So I am very pleased to see that Citizen Journalism is very much back in play, even with a definition of its own.

Posted by: Leonard Witt at July 15, 2008 11:27 PM | Permalink

Excellent definition of citizen journalism.

My thinking has always been to start by defining each word.

Sounds easy, but it's surprisingly hard to define "journalism."

Most dictionary or encyclopedic definitions are somewhat circular. "Journalism is something done by journalists or printed in news publications." - That kind of thing.

I've always found that it helps to think of journalism as a process (hence the tagline on my blog).

That process is: 1. collecting information, 2. filtering information and 3. distributing information.

This plays in very nicely with the social media tools we now have that let us participate in the process. As Clay Shirky notes: Media is now a triathlon of production, consumption and sharing.

So "citizen journalism" to me - is just when people engage in the process of journalism (those three steps) even though it's not part of their job to do so (ie: there is no direct financial motivation).

Posted by: Digidave at July 17, 2008 12:48 AM | Permalink

I liked ur blogg it really informative & resourseful.

Posted by: sudarsan at July 17, 2008 2:27 AM | Permalink

I reckon this is an improvement, but obviously open to the improvement being taken apart in the search for the truth!

"When the people formerly known as the audience employ the press tools they have in their possession to inform many others of a newsworthy event, that’s citizen journalism."

Reasoning available on my blog

Posted by: Daniel Bennett at July 17, 2008 9:48 AM | Permalink

Having a one sentence definition is a start, but just a start. I am more interested in defining ethical, high quality citizen journalism. That's why having a public philosophy for citizen journalism is so important.
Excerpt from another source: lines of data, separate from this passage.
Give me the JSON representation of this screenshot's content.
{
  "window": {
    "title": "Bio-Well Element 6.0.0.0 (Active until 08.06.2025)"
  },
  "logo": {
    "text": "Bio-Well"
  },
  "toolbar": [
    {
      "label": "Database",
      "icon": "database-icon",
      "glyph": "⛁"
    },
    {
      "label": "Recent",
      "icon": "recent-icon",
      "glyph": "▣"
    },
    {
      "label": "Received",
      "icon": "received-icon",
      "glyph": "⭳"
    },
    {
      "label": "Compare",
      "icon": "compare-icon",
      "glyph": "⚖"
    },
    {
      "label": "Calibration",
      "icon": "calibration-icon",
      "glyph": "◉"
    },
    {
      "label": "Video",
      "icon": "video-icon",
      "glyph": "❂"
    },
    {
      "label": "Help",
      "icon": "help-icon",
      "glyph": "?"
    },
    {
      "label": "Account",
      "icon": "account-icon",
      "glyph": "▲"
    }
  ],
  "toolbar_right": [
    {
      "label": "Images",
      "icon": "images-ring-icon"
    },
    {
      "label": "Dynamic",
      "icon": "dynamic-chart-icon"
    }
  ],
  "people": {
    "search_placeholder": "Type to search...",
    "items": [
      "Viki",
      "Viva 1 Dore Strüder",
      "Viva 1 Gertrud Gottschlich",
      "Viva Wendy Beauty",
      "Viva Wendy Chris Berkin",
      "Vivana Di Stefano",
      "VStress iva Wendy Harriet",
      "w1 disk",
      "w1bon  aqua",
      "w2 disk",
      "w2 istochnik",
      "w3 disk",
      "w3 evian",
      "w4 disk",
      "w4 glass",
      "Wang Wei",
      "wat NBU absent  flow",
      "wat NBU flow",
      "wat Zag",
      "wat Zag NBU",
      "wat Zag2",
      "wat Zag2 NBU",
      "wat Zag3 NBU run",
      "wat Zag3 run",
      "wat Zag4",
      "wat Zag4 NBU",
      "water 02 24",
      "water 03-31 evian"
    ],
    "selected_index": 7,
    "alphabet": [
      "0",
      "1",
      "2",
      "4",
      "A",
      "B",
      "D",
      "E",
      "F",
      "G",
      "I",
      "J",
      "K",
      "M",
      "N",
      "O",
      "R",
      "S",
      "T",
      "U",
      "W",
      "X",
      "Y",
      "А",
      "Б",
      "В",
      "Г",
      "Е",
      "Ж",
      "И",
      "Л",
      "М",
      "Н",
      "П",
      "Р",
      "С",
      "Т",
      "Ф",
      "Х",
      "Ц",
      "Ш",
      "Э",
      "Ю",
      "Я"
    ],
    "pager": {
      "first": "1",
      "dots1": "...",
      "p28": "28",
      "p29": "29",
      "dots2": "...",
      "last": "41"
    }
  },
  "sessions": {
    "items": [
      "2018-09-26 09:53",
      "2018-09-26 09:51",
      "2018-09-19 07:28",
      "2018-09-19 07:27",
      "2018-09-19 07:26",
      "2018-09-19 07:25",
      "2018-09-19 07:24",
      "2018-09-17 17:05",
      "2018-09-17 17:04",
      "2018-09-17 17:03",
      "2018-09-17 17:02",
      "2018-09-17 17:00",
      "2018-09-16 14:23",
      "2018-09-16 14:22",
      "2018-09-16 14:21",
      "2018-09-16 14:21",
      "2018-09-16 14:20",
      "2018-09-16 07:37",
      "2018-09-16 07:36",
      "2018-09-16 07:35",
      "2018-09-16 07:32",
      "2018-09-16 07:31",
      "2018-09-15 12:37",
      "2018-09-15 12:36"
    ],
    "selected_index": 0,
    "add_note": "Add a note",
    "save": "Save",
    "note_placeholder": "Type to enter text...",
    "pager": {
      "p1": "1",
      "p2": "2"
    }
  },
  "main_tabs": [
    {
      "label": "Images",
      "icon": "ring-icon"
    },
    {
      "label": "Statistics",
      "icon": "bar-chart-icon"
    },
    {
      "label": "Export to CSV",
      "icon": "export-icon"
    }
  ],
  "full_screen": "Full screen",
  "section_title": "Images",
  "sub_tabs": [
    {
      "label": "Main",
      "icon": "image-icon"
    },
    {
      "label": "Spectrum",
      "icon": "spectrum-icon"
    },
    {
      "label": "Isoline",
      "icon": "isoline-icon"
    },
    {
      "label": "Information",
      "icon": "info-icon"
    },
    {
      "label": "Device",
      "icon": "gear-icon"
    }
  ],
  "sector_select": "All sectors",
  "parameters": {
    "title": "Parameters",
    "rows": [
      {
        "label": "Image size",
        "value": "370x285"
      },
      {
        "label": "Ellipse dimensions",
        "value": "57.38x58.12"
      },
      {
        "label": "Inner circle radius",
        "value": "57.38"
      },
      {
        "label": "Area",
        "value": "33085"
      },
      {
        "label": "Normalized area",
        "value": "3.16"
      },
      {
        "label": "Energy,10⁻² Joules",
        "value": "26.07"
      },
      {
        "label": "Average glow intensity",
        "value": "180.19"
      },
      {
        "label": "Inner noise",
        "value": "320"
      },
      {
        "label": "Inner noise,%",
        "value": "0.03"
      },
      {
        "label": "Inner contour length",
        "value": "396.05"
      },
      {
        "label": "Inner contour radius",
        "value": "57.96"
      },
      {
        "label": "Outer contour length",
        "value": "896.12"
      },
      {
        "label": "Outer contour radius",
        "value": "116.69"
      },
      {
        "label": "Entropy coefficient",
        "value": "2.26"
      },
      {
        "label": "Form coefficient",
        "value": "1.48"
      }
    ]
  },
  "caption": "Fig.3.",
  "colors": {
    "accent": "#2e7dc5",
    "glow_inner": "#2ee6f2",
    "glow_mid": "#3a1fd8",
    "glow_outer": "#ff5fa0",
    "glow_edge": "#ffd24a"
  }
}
Read my interview with Grayson Daughters entitled "CNN iReport Superstar Tells All — Maybe Too Much" to see how one CNN citizen journalist superstar views journalism ethics. It's troubling because she sees the flaws of mainstream journalism as a justification for her standards that are -- well,troubling. But not wrong in her mind.

Posted by: Leonard Witt at July 18, 2008 10:40 PM | Permalink

Interesting that hardly anyone seems to be focusing on "to inform one another." Inform one another of what? Do citizen journalists, thus defined, somehow increase our store of knowledge about an issue or event, or are they just sharing how they feel? Reporting, or reacting? There's a difference between a journalist and a mass-media diarist.

Posted by: Gigi Lehman at July 22, 2008 7:46 PM | Permalink

After I reviewed the various attempts here to find a suitable definition for the activity in question, is it appropriate to assume that the definition must be in the English language? If that is true, I think there is an irony in this discussion.

¿Después de que revisara las varias tentativas para encontrar una definición conveniente para la actividad en cuestión, es apropiado asumir que la definición debe estar en inglés? Si es verdad, hay una ironía en esta discusión.

Posted by: Alan John Gerstle at July 22, 2008 9:03 PM | Permalink

You see that navel gazing and thumb sucking exist in the so-called citizen arena, as well, or you don't see a thing!

Well in that case Jay, I think I'll just be a good Aussie and spit the dummy instead.

Posted by: Cassie ST at July 23, 2008 2:55 AM | Permalink

I really like the part "formerly known as the audience" because I notice that since I started using the Internet and became a blogger I no longer watch TV, listen to radio, or read newspapers. I worked out that I rarely want to be manipulated intellectually or emotionally by any of these media on their terms. I want to be in control of what I take in and and put out and the net works really well for that. I recognize I have come to hate stuff being pushed at me. I've had a gutfull as we say in Australia. TV news literally makes me nauseous because I can feel them messing with my head, my heart, and my guts. I like Clay Shirky's dictum: any screen that ships without a mouse, ships broken. Thanks for a really helpful definition.

Posted by: Lorenz Gude at July 28, 2008 11:14 AM | Permalink

From the Intro